“Whooooo, holy shit,” I exhaled loud enough to be heard in the waiting room. “Bring some smelling salts.”
“For your wife?” the young nurse asked.
“For both of us,” I said. “I think I am going to pass out too.”
* * *
It has been over a year since my operation. I have not, as yet, been able to direct a stream with sufficient force or accuracy to knock a fly off the wall. However, I have drowned a colony of fire ants that invaded my backyard. And I can assure you, the satisfaction of that achievement could not have been eclipsed by the act of killing just one fly.

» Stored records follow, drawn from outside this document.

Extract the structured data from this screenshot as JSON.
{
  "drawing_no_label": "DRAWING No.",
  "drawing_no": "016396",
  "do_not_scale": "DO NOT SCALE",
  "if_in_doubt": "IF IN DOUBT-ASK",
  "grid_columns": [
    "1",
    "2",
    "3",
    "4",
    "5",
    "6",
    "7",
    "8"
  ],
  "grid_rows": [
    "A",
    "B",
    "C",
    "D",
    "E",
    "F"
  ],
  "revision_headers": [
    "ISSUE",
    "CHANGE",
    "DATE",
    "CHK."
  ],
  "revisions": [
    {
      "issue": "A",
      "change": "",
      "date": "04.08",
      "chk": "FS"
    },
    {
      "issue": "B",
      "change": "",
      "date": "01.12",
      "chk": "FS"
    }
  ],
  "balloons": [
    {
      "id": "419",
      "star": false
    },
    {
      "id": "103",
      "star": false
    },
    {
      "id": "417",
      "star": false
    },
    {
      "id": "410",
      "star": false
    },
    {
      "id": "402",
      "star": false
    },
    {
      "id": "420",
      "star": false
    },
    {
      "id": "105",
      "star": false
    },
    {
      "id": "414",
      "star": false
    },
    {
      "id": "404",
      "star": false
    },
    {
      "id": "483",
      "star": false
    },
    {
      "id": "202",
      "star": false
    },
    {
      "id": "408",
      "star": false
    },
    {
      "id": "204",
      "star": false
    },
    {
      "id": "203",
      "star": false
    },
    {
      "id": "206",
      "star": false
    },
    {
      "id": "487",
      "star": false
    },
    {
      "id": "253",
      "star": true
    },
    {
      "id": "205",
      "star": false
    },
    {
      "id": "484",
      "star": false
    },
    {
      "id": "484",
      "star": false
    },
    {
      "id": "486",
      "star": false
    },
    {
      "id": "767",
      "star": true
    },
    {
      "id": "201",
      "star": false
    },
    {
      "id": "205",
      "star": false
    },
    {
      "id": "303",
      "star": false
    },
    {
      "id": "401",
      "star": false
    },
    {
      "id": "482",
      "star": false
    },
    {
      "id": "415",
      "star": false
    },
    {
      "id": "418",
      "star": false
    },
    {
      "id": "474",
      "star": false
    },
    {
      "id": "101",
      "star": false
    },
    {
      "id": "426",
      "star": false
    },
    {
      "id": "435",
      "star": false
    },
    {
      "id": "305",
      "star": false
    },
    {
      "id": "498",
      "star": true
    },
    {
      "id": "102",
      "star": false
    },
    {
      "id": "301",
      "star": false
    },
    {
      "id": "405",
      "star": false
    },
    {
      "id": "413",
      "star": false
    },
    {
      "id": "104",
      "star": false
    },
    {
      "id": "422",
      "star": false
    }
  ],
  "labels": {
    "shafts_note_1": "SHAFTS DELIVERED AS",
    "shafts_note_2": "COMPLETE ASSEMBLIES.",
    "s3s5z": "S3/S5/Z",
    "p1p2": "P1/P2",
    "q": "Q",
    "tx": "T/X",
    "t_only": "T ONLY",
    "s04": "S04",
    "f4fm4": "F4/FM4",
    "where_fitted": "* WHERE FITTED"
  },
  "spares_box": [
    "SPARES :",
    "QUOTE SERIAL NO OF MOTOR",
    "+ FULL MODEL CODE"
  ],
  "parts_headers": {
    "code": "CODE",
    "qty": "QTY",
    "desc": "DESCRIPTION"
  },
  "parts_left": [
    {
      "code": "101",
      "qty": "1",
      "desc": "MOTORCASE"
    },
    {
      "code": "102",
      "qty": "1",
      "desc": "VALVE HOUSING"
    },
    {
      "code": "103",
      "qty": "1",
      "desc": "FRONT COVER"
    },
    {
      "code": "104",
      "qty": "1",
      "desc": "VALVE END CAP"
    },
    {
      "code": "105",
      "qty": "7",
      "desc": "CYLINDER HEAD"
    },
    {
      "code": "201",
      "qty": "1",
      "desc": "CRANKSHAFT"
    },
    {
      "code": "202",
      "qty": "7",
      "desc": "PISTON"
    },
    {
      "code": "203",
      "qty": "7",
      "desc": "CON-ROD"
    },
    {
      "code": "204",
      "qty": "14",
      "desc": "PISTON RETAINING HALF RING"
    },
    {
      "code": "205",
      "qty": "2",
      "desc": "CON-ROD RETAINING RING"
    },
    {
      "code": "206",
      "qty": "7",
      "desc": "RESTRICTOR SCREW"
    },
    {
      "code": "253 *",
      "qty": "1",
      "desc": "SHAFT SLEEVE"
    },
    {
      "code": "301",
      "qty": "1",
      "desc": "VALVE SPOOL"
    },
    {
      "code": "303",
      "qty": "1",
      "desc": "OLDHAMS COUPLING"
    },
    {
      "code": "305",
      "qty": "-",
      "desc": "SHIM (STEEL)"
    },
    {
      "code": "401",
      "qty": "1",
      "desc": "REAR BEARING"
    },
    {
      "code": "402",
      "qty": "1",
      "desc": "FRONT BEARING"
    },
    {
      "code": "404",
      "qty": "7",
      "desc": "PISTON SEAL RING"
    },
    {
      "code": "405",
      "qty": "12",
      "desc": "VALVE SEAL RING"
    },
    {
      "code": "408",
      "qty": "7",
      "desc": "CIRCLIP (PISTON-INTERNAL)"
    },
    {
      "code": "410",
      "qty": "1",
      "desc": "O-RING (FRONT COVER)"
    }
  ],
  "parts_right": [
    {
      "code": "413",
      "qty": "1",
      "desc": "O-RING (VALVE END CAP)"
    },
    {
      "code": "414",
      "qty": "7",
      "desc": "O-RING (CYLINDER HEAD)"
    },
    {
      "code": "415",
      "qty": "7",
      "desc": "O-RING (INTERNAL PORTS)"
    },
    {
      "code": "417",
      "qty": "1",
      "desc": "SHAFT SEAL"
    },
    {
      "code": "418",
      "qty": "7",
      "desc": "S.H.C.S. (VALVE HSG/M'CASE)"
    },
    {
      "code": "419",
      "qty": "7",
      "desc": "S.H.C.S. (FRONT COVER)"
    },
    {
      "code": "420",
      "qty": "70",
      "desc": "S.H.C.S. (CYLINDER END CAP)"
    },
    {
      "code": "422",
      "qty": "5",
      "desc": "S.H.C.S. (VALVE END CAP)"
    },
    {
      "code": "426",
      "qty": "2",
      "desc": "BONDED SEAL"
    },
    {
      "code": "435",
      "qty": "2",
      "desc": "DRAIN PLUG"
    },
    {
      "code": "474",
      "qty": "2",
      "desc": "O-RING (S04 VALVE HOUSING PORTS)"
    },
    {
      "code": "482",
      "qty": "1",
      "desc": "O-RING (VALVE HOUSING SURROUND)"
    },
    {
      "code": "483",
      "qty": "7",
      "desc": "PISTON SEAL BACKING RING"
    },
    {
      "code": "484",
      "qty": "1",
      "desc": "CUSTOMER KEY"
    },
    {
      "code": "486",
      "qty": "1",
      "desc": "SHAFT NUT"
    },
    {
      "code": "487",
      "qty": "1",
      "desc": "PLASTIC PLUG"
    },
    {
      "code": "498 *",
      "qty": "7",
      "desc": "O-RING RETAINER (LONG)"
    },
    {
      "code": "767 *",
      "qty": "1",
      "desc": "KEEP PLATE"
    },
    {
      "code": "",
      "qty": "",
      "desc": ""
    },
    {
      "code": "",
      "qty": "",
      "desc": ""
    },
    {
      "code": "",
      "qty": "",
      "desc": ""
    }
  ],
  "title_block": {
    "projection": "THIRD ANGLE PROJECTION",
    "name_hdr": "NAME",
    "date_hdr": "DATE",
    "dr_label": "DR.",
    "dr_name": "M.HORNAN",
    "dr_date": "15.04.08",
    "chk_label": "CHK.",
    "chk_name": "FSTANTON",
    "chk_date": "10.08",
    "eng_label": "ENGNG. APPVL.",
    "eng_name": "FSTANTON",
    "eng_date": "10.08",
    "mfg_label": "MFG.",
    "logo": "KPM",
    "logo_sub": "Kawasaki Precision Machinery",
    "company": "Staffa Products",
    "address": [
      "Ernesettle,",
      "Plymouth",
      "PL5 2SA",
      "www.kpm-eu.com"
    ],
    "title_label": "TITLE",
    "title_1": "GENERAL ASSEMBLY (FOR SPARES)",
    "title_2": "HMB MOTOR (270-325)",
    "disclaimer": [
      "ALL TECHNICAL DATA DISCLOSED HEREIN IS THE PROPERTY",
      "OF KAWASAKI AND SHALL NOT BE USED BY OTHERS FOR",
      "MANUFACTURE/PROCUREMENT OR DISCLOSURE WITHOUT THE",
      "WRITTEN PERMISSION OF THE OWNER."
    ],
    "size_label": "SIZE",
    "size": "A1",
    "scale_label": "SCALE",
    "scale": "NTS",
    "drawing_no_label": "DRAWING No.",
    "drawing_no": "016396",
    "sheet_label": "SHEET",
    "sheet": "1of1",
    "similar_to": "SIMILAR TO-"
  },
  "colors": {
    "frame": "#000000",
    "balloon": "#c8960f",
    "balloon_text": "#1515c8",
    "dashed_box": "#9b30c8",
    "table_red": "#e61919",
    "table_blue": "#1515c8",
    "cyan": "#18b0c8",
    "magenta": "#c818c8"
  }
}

As I look back, I realize I am a much better man for having undergone these experiences. I suppose I could have accepted my condition and grown used to the idea that impotency is a natural progression of getting older. I could have endorsed the philosophy of Willy Nelson, the country composer and singer, who purportedly said, “I’ve outlived my pecker." I am happy I did not endorse it. After all, what sixty-year-old man gets his crank handled by three young, attractive women in a two-week period? Okay … so it cost a lot of money! But look what Elliot Spitzer, the disgraced New York ex-governor, paid to have his whacker serviced.
I suppose Willy Nelson and I can learn to live with an occasional fly on the wall.
You need to login or register to write reviews. It's quick! We only ask four questions to new members.
One man's take on life told thru humorous short stories from his childhood on into his mid-50's; from feeling like an outcast in school to being an adult. His intent: hope. Hope in that you shall see, no matter how rough life can seem -and is- at times, that you may be able to enjoy it. Each story will bring a laugh, a smile, a tear, a lesson.
The 23rd Annual Book Awards said:
"We Really Need To Laugh" shares memories which will resonate with many readers. Overall a creative presentation of the authors life given in a rather sing-song poetic story telling style; a pleasant read"
Paige Swanson inherits her aunt's mansion and moves to Savannah, Georgia. There she meets Cash Wilkins, the architect hired to restore the home to its full glory, and Bradley, the resident ghost - a Confederate soldier killed in the Battle of Chickamauga.
Locals believe Civil War treasure's hidden in the mansion. Paige's new home becomes a target for thieves. Both Cash and Bradley vie to protect her. Who will succeed? Will Paige find an even greater treasure; romance with Cash?
This novel weaves a tale of romance, history, and ghostly mystery that keeps readers enthralled from the first page to the last.